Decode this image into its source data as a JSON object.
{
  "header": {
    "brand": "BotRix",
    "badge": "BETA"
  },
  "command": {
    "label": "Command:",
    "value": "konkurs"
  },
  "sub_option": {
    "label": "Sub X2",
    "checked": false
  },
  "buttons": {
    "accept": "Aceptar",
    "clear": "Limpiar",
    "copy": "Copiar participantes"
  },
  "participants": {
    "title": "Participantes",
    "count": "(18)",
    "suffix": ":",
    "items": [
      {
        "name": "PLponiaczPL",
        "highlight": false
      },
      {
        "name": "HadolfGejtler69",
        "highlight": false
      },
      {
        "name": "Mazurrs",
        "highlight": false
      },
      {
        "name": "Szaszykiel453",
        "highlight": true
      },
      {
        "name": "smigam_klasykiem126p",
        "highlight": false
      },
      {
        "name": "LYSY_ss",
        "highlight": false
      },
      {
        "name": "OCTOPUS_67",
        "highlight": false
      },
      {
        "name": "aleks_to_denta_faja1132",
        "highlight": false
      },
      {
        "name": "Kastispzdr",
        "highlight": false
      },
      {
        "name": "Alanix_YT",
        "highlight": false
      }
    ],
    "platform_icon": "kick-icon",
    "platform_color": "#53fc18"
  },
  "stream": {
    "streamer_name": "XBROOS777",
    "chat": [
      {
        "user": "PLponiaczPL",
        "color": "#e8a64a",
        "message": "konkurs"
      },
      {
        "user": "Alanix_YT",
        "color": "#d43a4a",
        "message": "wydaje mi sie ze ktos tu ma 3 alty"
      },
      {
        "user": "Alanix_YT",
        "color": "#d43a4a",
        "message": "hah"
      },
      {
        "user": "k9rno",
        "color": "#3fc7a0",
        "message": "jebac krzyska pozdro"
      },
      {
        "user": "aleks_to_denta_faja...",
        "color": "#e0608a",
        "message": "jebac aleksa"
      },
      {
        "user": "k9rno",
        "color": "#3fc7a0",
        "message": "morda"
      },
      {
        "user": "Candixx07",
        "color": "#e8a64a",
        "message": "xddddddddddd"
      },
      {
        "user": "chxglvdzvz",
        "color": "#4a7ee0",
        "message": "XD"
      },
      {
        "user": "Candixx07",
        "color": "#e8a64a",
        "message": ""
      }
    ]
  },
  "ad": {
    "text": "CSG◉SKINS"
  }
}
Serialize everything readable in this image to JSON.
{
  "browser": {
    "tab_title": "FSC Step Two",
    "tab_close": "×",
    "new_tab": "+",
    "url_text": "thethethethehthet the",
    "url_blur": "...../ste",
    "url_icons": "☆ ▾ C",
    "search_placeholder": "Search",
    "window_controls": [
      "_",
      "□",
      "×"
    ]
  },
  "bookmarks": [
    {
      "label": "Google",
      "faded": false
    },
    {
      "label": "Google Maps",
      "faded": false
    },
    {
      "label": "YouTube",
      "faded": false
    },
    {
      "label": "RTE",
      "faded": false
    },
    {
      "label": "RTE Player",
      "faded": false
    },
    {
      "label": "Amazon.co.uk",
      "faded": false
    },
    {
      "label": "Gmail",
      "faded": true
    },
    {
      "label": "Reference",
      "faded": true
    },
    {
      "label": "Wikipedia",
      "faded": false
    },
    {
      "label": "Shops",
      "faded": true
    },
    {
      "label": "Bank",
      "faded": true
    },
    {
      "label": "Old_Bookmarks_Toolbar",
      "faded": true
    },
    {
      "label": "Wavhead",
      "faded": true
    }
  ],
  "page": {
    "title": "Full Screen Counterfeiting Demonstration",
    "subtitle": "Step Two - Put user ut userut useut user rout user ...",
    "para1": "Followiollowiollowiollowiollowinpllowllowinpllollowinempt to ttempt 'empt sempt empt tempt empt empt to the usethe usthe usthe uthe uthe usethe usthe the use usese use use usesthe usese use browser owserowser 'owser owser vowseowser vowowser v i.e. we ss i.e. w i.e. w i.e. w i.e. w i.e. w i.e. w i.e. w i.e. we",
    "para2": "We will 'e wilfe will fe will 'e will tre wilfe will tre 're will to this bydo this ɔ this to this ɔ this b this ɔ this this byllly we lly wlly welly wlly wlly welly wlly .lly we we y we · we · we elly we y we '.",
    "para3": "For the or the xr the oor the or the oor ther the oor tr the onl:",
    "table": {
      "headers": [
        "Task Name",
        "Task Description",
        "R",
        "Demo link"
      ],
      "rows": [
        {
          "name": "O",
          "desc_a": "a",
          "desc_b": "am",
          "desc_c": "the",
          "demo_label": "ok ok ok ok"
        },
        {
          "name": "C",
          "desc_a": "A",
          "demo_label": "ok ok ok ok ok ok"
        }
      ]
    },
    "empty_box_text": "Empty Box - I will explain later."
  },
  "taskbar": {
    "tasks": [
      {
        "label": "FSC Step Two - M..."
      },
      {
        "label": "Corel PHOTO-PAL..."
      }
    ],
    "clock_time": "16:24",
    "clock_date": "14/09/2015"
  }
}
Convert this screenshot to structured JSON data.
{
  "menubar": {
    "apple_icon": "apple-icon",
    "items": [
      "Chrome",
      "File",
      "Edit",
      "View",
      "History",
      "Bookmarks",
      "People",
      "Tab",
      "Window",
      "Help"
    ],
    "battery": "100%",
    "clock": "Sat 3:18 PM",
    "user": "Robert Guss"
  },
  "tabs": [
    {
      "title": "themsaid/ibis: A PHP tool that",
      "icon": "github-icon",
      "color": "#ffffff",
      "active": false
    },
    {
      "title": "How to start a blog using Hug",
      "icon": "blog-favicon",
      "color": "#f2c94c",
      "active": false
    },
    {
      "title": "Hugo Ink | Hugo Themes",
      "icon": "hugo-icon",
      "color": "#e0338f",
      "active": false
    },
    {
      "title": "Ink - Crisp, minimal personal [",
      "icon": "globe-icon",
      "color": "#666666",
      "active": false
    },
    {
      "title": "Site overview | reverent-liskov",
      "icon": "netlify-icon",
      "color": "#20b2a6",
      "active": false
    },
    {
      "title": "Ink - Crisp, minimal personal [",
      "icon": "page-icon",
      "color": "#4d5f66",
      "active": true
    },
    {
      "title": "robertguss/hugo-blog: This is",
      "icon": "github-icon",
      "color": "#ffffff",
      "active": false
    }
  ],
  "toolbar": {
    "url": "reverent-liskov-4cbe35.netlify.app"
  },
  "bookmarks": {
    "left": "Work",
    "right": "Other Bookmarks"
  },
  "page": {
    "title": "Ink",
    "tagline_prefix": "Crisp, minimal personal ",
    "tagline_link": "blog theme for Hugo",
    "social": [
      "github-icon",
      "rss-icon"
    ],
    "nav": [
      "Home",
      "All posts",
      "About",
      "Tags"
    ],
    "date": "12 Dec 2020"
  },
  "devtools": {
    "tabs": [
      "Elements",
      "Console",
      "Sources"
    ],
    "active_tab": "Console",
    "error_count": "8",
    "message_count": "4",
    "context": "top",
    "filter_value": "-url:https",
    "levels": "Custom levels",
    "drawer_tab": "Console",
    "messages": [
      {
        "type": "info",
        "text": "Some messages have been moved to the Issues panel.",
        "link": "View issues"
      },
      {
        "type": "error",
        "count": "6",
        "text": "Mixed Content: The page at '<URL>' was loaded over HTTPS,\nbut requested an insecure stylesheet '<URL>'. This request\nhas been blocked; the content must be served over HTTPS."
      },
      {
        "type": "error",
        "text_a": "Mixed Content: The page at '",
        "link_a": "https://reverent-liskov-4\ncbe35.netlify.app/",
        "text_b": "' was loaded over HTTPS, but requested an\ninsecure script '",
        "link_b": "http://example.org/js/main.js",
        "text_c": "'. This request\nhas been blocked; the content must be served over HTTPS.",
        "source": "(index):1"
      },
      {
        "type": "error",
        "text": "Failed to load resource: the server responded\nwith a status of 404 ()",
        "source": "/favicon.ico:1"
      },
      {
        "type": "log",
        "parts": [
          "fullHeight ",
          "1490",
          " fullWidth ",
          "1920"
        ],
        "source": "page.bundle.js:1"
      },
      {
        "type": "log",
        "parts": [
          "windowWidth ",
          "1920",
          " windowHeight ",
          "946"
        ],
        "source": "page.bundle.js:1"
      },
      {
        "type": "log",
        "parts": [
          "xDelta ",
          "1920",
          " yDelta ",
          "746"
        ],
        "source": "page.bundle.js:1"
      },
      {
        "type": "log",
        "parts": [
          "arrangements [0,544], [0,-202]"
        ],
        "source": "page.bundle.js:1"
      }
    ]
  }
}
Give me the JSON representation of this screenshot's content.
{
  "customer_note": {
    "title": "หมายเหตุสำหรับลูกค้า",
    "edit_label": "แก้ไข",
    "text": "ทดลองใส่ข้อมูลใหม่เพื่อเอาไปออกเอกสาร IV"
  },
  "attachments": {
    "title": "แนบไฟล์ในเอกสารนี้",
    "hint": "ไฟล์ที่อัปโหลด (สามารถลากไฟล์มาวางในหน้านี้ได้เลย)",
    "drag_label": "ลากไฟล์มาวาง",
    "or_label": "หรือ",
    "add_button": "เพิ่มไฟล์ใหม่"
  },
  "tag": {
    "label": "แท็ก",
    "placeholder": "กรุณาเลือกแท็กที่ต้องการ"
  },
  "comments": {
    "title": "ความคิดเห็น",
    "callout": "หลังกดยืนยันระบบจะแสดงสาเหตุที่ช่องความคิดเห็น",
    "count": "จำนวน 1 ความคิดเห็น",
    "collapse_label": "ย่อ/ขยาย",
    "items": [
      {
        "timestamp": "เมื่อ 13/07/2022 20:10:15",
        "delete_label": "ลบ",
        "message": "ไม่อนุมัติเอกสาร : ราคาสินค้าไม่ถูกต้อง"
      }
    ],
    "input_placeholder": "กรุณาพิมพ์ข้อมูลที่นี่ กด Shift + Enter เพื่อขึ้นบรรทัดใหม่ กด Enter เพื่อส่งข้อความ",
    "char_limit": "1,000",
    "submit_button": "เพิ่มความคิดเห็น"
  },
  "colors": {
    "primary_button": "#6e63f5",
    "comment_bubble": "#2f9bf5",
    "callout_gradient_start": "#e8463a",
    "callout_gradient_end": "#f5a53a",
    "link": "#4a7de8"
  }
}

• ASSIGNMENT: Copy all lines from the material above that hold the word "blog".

• RESULT OF THIS TASK:
      "title": "How to start a blog using Hug",
      "icon": "blog-favicon",
      "title": "robertguss/hugo-blog: This is",
    "tagline_link": "blog theme for Hugo",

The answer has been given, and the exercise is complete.